Some brief facts about the trial: it involved about 2,500 men at high risk of HIV infection in Peru, Ecuador, Brazil South Africa, Thailand and the United States (San Francisco and Boston). At the start of the study they had on average 18 sexual partners, which dropped to 6 by the end.
Half were given a daily pill - Truvada, a combination antiretroviral drug - which interferes with the virus's ability to replicate in cells. The other half were given a placebo - or dummy pill - each day. All were encouraged to use condoms. After a year 36 men taking Truvada had got infected with HIV compared to 64 on the dummy pills.
Many of the men failed to take the pill every day. Among those who took the medication more than 90% of the time, there were 73% fewer infections.
The treatment is known as pre-exposure prophylaxis. Dr Kevin Fenton, AIDS prevention chief at the US Centers for Disease Control and Prevention called it "a major advance". But he said it should never be seen as a first line of defence against HIV: "It's not time for gay and bisexual men to throw out their condoms".
There are many issues to resolve. The trial involved gay men and no studies have been done to show whether it would reduce heterosexual transmission. The medication was not without side-effects, including nausea. It is also expensive - costing between $5,000-$14,000 in the United States. There are also concerns that it might allow HIV-resistant strains to develop.
For the sexually active the long-standing advice to help prevent HIV infection is:
- use condoms consistently and correctly
- get tested to know HIV status and get treatment for other sexually transmitted infections
- reduce drug use and risky sex
- reduce the number of sexual partners
Given that the drug treatment is not a guarantee against infection and that it involves taking a pill every day, who might benefit?
Sir Nick Partridge, Chief Executive of THT, said it may help prevent HIV transmission among those most at risk: "We are nearly 30 years into this epidemic and yet there are still far too many people getting infected. The majority of new infections in the UK are among gay men. This might help men who seem incapable of using condoms and regularly put themselves at risk."

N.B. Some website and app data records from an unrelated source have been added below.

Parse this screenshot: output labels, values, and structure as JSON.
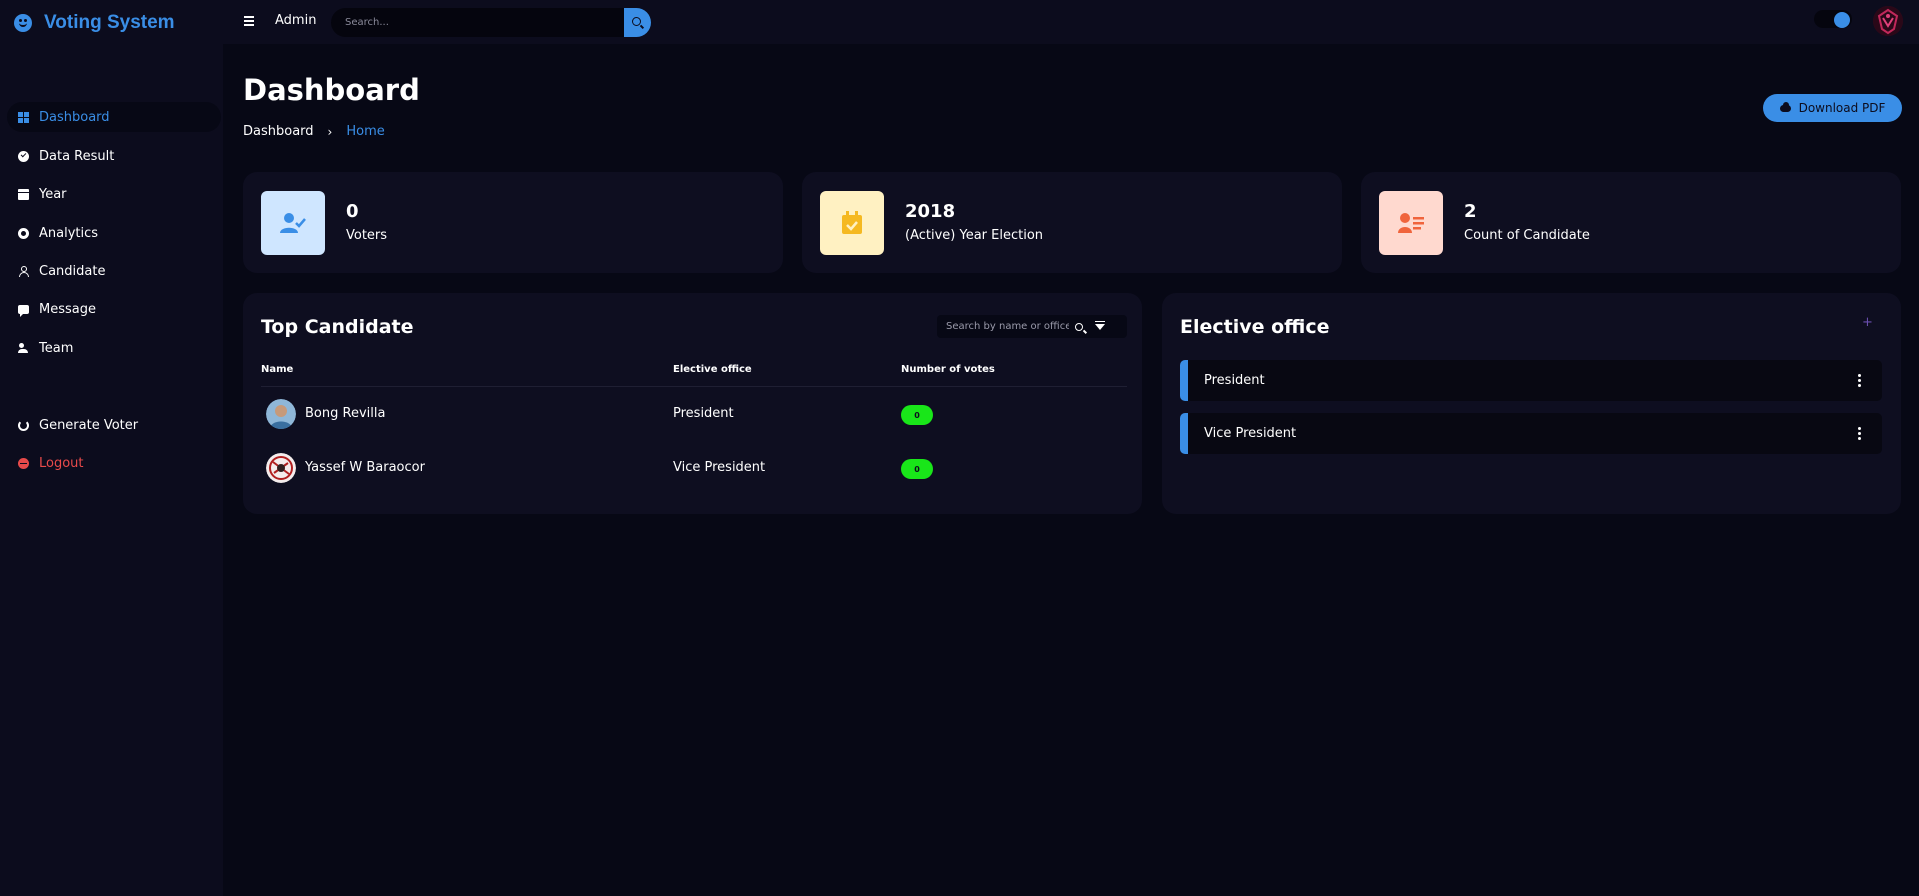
{
  "app": {
    "title": "Voting System"
  },
  "topbar": {
    "user_label": "Admin",
    "search_placeholder": "Search..."
  },
  "sidebar": {
    "items": [
      {
        "label": "Dashboard",
        "icon": "dashboard-icon",
        "active": true
      },
      {
        "label": "Data Result",
        "icon": "check-circle-icon"
      },
      {
        "label": "Year",
        "icon": "calendar-icon"
      },
      {
        "label": "Analytics",
        "icon": "ring-chart-icon"
      },
      {
        "label": "Candidate",
        "icon": "user-icon"
      },
      {
        "label": "Message",
        "icon": "message-icon"
      },
      {
        "label": "Team",
        "icon": "team-icon"
      },
      {
        "label": "Generate Voter",
        "icon": "sync-icon"
      },
      {
        "label": "Logout",
        "icon": "logout-icon"
      }
    ]
  },
  "page": {
    "title": "Dashboard",
    "breadcrumb": [
      "Dashboard",
      "Home"
    ],
    "download_label": "Download PDF"
  },
  "stats": [
    {
      "value": "0",
      "label": "Voters",
      "icon": "user-check-icon",
      "icon_bg": "#cfe6ff",
      "icon_color": "#3a8ee6"
    },
    {
      "value": "2018",
      "label": "(Active) Year Election",
      "icon": "calendar-check-icon",
      "icon_bg": "#fff1c2",
      "icon_color": "#f5b921"
    },
    {
      "value": "2",
      "label": "Count of Candidate",
      "icon": "id-card-icon",
      "icon_bg": "#ffd9cf",
      "icon_color": "#f0643c"
    }
  ],
  "top_candidate": {
    "title": "Top Candidate",
    "search_placeholder": "Search by name or office",
    "columns": [
      "Name",
      "Elective office",
      "Number of votes"
    ],
    "rows": [
      {
        "name": "Bong Revilla",
        "office": "President",
        "votes": "0"
      },
      {
        "name": "Yassef W Baraocor",
        "office": "Vice President",
        "votes": "0"
      }
    ]
  },
  "elective_office": {
    "title": "Elective office",
    "add_label": "+",
    "items": [
      "President",
      "Vice President"
    ]
  },
  "colors": {
    "accent": "#3a8ee6",
    "background": "#070815",
    "panel": "#0e0e20",
    "vote_badge": "#19e619",
    "logout": "#e84a4a"
  }
}
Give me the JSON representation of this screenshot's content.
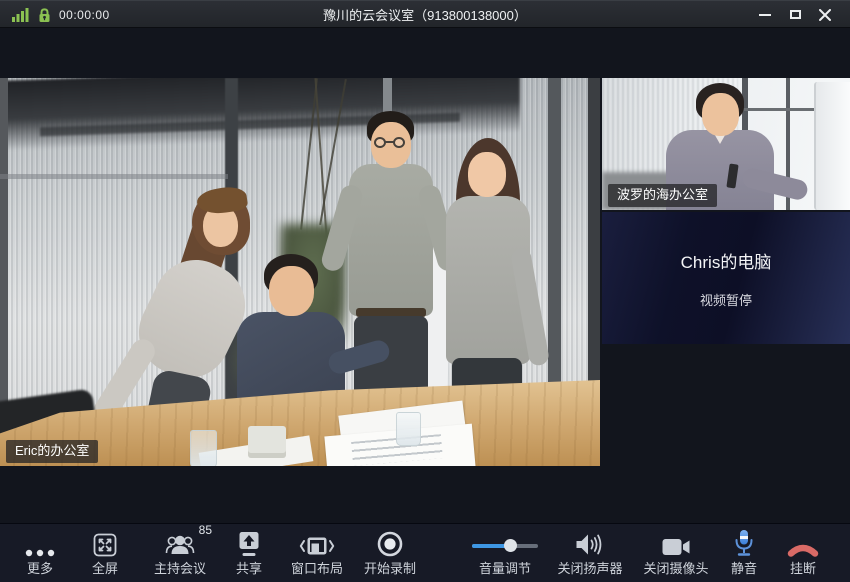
{
  "titlebar": {
    "timer": "00:00:00",
    "title": "豫川的云会议室（913800138000）",
    "icons": [
      "signal-bars-icon",
      "lock-icon"
    ],
    "controls": [
      "minimize",
      "maximize",
      "close"
    ]
  },
  "videos": {
    "main": {
      "label": "Eric的办公室"
    },
    "side": {
      "label": "波罗的海办公室"
    },
    "paused": {
      "title": "Chris的电脑",
      "subtitle": "视频暂停"
    }
  },
  "toolbar": {
    "items": [
      {
        "id": "more",
        "label": "更多",
        "icon": "more-dots-icon"
      },
      {
        "id": "fullscreen",
        "label": "全屏",
        "icon": "fullscreen-icon"
      },
      {
        "id": "host",
        "label": "主持会议",
        "icon": "participants-icon",
        "badge": "85"
      },
      {
        "id": "share",
        "label": "共享",
        "icon": "share-upload-icon"
      },
      {
        "id": "layout",
        "label": "窗口布局",
        "icon": "window-layout-icon"
      },
      {
        "id": "record",
        "label": "开始录制",
        "icon": "record-icon"
      },
      {
        "id": "volume",
        "label": "音量调节",
        "icon": "volume-slider",
        "volume_percent": 58
      },
      {
        "id": "speaker",
        "label": "关闭扬声器",
        "icon": "speaker-icon"
      },
      {
        "id": "camera",
        "label": "关闭摄像头",
        "icon": "camera-icon"
      },
      {
        "id": "mute",
        "label": "静音",
        "icon": "microphone-icon"
      },
      {
        "id": "hangup",
        "label": "挂断",
        "icon": "hangup-phone-icon"
      }
    ]
  },
  "colors": {
    "accent_green": "#8bc152",
    "accent_blue": "#3e97e4",
    "danger_red": "#d96a66",
    "titlebar_bg": "#25282e",
    "toolbar_bg": "#171a26",
    "window_bg": "#12151d"
  }
}
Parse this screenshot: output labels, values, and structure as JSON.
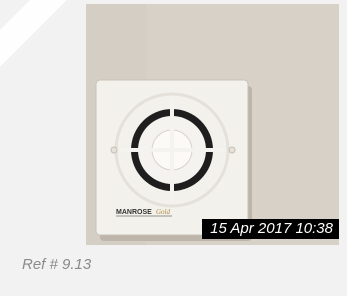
{
  "photo": {
    "timestamp": "15 Apr 2017 10:38",
    "brand_text": "MANROSE",
    "brand_sub": "Gold"
  },
  "caption": {
    "ref": "Ref # 9.13"
  }
}
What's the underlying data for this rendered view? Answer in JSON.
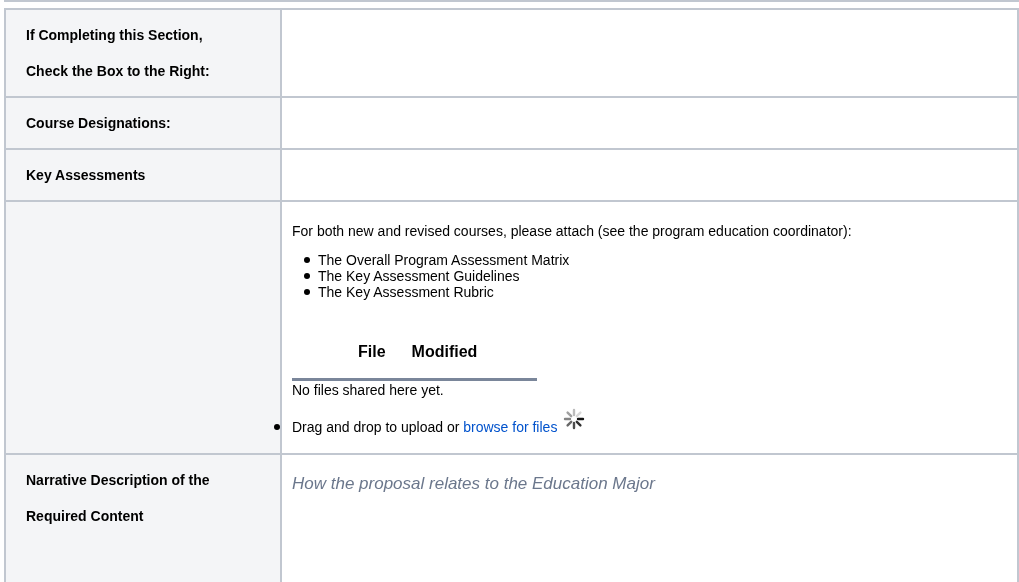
{
  "rows": [
    {
      "kind": "empty",
      "label_lines": [
        "If Completing this Section,",
        "Check the Box to the Right:"
      ]
    },
    {
      "kind": "empty",
      "label_lines": [
        "Course Designations:"
      ]
    },
    {
      "kind": "empty",
      "label_lines": [
        "Key Assessments"
      ]
    },
    {
      "kind": "attachments",
      "label_lines": [],
      "intro": "For both new and revised courses, please attach (see the program education coordinator):",
      "items": [
        "The Overall Program Assessment Matrix",
        "The Key Assessment Guidelines",
        "The Key Assessment Rubric"
      ],
      "file_columns": [
        "File",
        "Modified"
      ],
      "empty_message": "No files shared here yet.",
      "upload_text": "Drag and drop to upload or",
      "upload_link": "browse for files"
    },
    {
      "kind": "placeholder",
      "label_lines": [
        "Narrative Description of the",
        "Required Content"
      ],
      "placeholder": "How the proposal relates to the Education Major"
    }
  ]
}
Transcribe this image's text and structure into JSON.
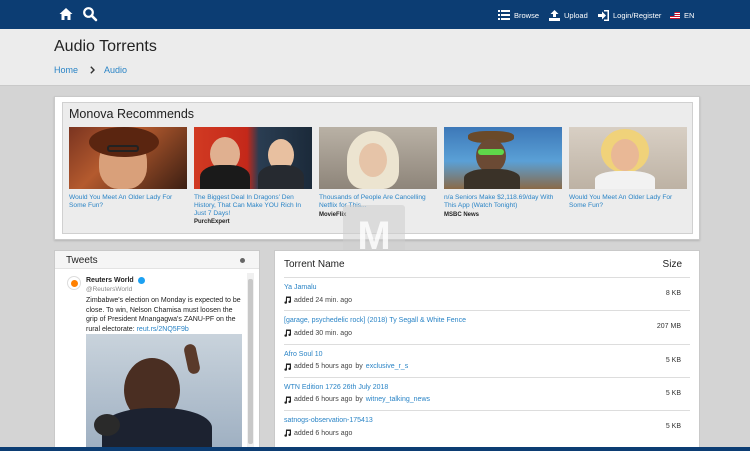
{
  "nav": {
    "browse": "Browse",
    "upload": "Upload",
    "login": "Login/Register",
    "lang": "EN"
  },
  "header": {
    "title": "Audio Torrents",
    "breadcrumb": [
      "Home",
      "Audio"
    ]
  },
  "recommend": {
    "title": "Monova Recommends",
    "items": [
      {
        "text": "Would You Meet An Older Lady For Some Fun?",
        "source": ""
      },
      {
        "text": "The Biggest Deal In Dragons' Den History, That Can Make YOU Rich In Just 7 Days!",
        "source": "PurchExpert"
      },
      {
        "text": "Thousands of People Are Cancelling Netflix for This...",
        "source": "MovieFlix"
      },
      {
        "text": "n/a Seniors Make $2,118.69/day With This App (Watch Tonight)",
        "source": "MSBC News"
      },
      {
        "text": "Would You Meet An Older Lady For Some Fun?",
        "source": ""
      }
    ]
  },
  "tweets": {
    "title": "Tweets",
    "name": "Reuters World",
    "handle": "@ReutersWorld",
    "body": "Zimbabwe's election on Monday is expected to be close. To win, Nelson Chamisa must loosen the grip of President Mnangagwa's ZANU-PF on the rural electorate:",
    "link": "reut.rs/2NQ5F9b"
  },
  "table": {
    "col_name": "Torrent Name",
    "col_size": "Size",
    "rows": [
      {
        "name": "Ya Jamalu",
        "added": "added 24 min. ago",
        "by": "",
        "user": "",
        "size": "8 KB"
      },
      {
        "name": "[garage, psychedelic rock] (2018) Ty Segall & White Fence",
        "added": "added 30 min. ago",
        "by": "",
        "user": "",
        "size": "207 MB"
      },
      {
        "name": "Afro Soul 10",
        "added": "added 5 hours ago",
        "by": "by",
        "user": "exclusive_r_s",
        "size": "5 KB"
      },
      {
        "name": "WTN Edition 1726 26th July 2018",
        "added": "added 6 hours ago",
        "by": "by",
        "user": "witney_talking_news",
        "size": "5 KB"
      },
      {
        "name": "satnogs-observation-175413",
        "added": "added 6 hours ago",
        "by": "",
        "user": "",
        "size": "5 KB"
      }
    ]
  },
  "colors": {
    "nav": "#0c3d73",
    "link": "#2a84c6"
  },
  "icons": [
    "home-icon",
    "search-icon",
    "browse-icon",
    "upload-icon",
    "login-icon",
    "flag-icon",
    "music-note-icon",
    "verified-icon",
    "info-icon"
  ]
}
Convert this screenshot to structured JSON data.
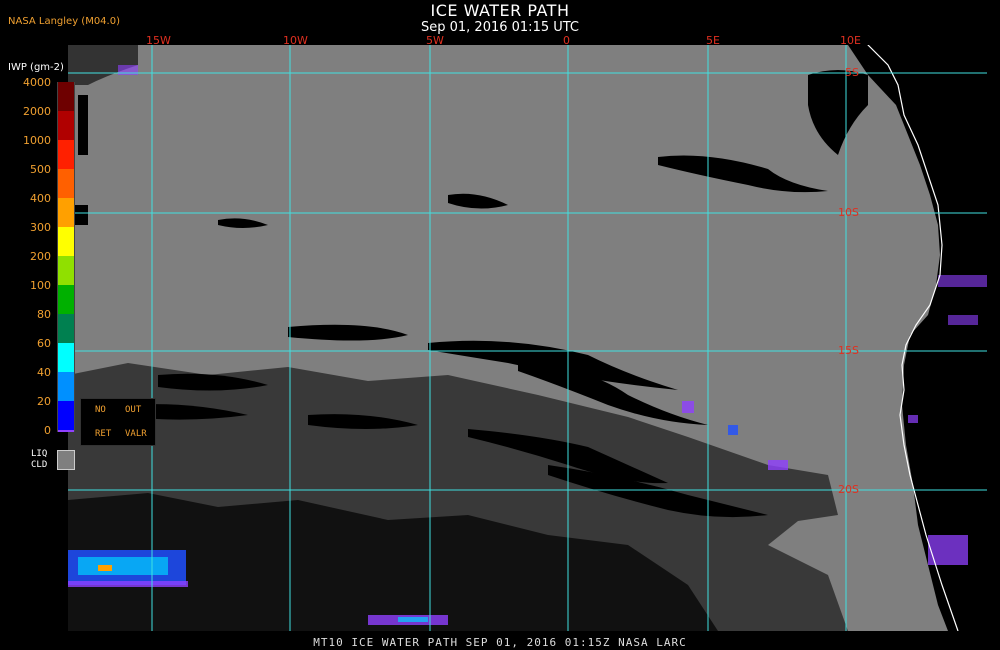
{
  "title": "ICE WATER PATH",
  "timestamp": "Sep 01, 2016 01:15 UTC",
  "source": "NASA Langley (M04.0)",
  "legend": {
    "unit_label": "IWP (gm-2)",
    "scale": [
      {
        "value": "4000",
        "color": "#6e0000"
      },
      {
        "value": "2000",
        "color": "#b00000"
      },
      {
        "value": "1000",
        "color": "#ff2000"
      },
      {
        "value": "500",
        "color": "#ff6000"
      },
      {
        "value": "400",
        "color": "#ffa000"
      },
      {
        "value": "300",
        "color": "#ffff00"
      },
      {
        "value": "200",
        "color": "#90e000"
      },
      {
        "value": "100",
        "color": "#00b000"
      },
      {
        "value": "80",
        "color": "#008050"
      },
      {
        "value": "60",
        "color": "#00ffff"
      },
      {
        "value": "40",
        "color": "#0090ff"
      },
      {
        "value": "20",
        "color": "#0000ff"
      },
      {
        "value": "0",
        "color": "#9040ff"
      }
    ],
    "no_ret": [
      "NO",
      "RET"
    ],
    "out_valr": [
      "OUT",
      "VALR"
    ],
    "liq_label": [
      "LIQ",
      "CLD"
    ]
  },
  "map": {
    "longitude_labels": [
      "15W",
      "10W",
      "5W",
      "0",
      "5E",
      "10E"
    ],
    "latitude_labels": [
      "5S",
      "10S",
      "15S",
      "20S"
    ],
    "grid_color": "#40e0e0",
    "ocean_color": "#7f7f7f",
    "clear_color": "#000000",
    "coast_color": "#ffffff"
  },
  "footer": "MT10  ICE WATER PATH   SEP 01, 2016 01:15Z   NASA LARC"
}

He also pointed out that the average annual cost of treating one person with HIV was between £7-10,000 a year, so it made good economic sense to try to prevent infection.
The news of the trial comes as figures from the United Nations show that new HIV infections and deaths from AIDS-related illnesses are declining.
Last year there were 2.6m new HIV infections worldwide - the main route of transmission being through heterosexual sex - 20% fewer than a decade ago. In 2009, 1.8m died from AIDS-related illnesses, down from 2.1m in 2004.
There are an estimated 33m people living with HIV.
There have been other encouraging developments in the field of HIV in the past 14 months. In September 2009, scientists announced that a vaccine against HIV had protected nearly one in three people from getting infected in a trial Thailand. This is clearly not a high enough success rate, but it is the best news on vaccination to emerge. In July this year research in South Africa showed that a vaginal gel containing an antretroviral nearly cut in half a women's chance of getting HIV from an infected partner.